Today the European Commission showed it is pushing forward on greening finance by launching an insightful public consultation on the EU’s new sustainable finance strategy, almost sticking to the planned timing despite the coronavirus outbreak.
This consultation is the first stage of the EU’s Renewed Sustainable Finance Strategy announced with the Green Deal, the complete framework being expected in autumn 2020.
In its introduction to the consultation paper, the European Commission makes a reference to the ongoing COVID-19 outbreak which “underscores some of the subtle links and risks associated with human activity and biodiversity loss”.
“It is important – now more than ever – to address the multiple and often interacting threats to ecosystems and wildlife to buffer against the risk of future pandemics, as well as preserve and enhance their role as carbon sinks and in climate adaptation.”
I believe this is the first time the link between climate change and biodiversity exhaustion is highlighted as clearly in an official communication ….
The European Green Deal Investment Plan – also called Sustainable Europe Investment Plan – announced on 14 January 2020 aims to mobilise public investment and help to unlock private funds through the EU budget and associated instruments, notably through the InvestEU programme. See my paper here.
However, the financial system as a whole is not yet transitioning fast enough.
Substantial progress still needs to be made to ensure that the financial sector genuinely supports businesses on their transition path towards sustainability, as well as further supporting businesses that are already sustainable.
For all of these reasons, the European Green Deal announced a Renewed Sustainable Finance Strategy which will predominantly focus on three areas: (i) strengthening the foundations for sustainable investment by creating an enabling framework, with appropriate tools and structures ; (ii) increasing opportunities to have a positive impact on sustainability for citizens, financial institutions and corporates; (iii) fully managing and integrating climate and environmental risks into financial institutions and the financial system as a whole, while ensuring social risks are duly taken into account where relevant.
This consultation builds on a number of previous initiatives and reports, as well as complementing other consultation activities of the Commission, in particular:
- The final report of the High-Level Expert Group on Sustainable Finance (2018);
- The EU Action Plan on Financing Sustainable Growth (2018);
- The communication of the Commission on “The European Green Deal” (2019);
- The communication of the Commission on “The European Green Deal Investment Plan” (2020);
- The reports published by the Technical Expert Group on sustainable finance (TEG) with regard to an EU taxonomy of sustainable activities, an EU Green Bond Standard, methodologies for EU climate benchmarks and disclosures for benchmarks and guidance to improve corporate disclosure of climate-related information. (see EU taxonomy for dummies)
This consultation also makes references to past, ongoing and future consultations, such as the public consultation and inception impact assessment on the possible revision of the Non-Financial Reporting Directive (NFRD : my paper here), the inception impact assessment on the review of the Solvency II Directive or the future consultation on investment protection
As usually, respondents are encouraged to provide as much evidence as possible.
The consultation will remain open until July 15, 2020.
Iconography: spring is coming, personal collection
After working as an international banker for emerging countries, Laurent Lascols became global head of country risk / sovereign risk (from 2008 to 2013) then global director of public affairs (from 2014 to 2019) for Societe Generale.

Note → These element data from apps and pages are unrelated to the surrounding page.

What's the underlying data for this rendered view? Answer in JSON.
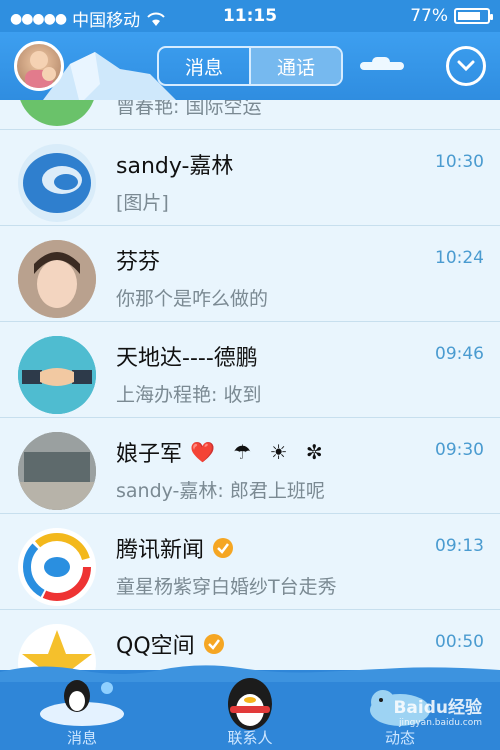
{
  "status_bar": {
    "signal_dots": "●●●●●",
    "carrier": "中国移动",
    "time": "11:15",
    "battery": "77%",
    "battery_level": 0.77
  },
  "header": {
    "tabs": [
      "消息",
      "通话"
    ],
    "active_tab": 0
  },
  "partial_top_message": "曾春艳: 国际空运",
  "conversations": [
    {
      "name": "sandy-嘉林",
      "time": "10:30",
      "message": "[图片]",
      "emojis": "",
      "verified": false,
      "avatar_icon": "chat-logo-icon"
    },
    {
      "name": "芬芬",
      "time": "10:24",
      "message": "你那个是咋么做的",
      "emojis": "",
      "verified": false,
      "avatar_icon": "person-photo"
    },
    {
      "name": "天地达----德鹏",
      "time": "09:46",
      "message": "上海办程艳: 收到",
      "emojis": "",
      "verified": false,
      "avatar_icon": "handshake-icon"
    },
    {
      "name": "娘子军",
      "time": "09:30",
      "message": "sandy-嘉林: 郎君上班呢",
      "emojis": "❤️ ☂ ☀ ✼",
      "verified": false,
      "avatar_icon": "building-photo"
    },
    {
      "name": "腾讯新闻",
      "time": "09:13",
      "message": "童星杨紫穿白婚纱T台走秀",
      "emojis": "",
      "verified": true,
      "avatar_icon": "tencent-news-icon"
    },
    {
      "name": "QQ空间",
      "time": "00:50",
      "message": "",
      "emojis": "",
      "verified": true,
      "avatar_icon": "qzone-star-icon"
    }
  ],
  "bottom_nav": {
    "items": [
      "消息",
      "联系人",
      "动态"
    ]
  },
  "watermark": {
    "brand": "Baidu经验",
    "url": "jingyan.baidu.com"
  }
}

In 2021, he founded Aristote, an advisory firm and training organization dedicated to environmental economics, sustainable finance and impact finance.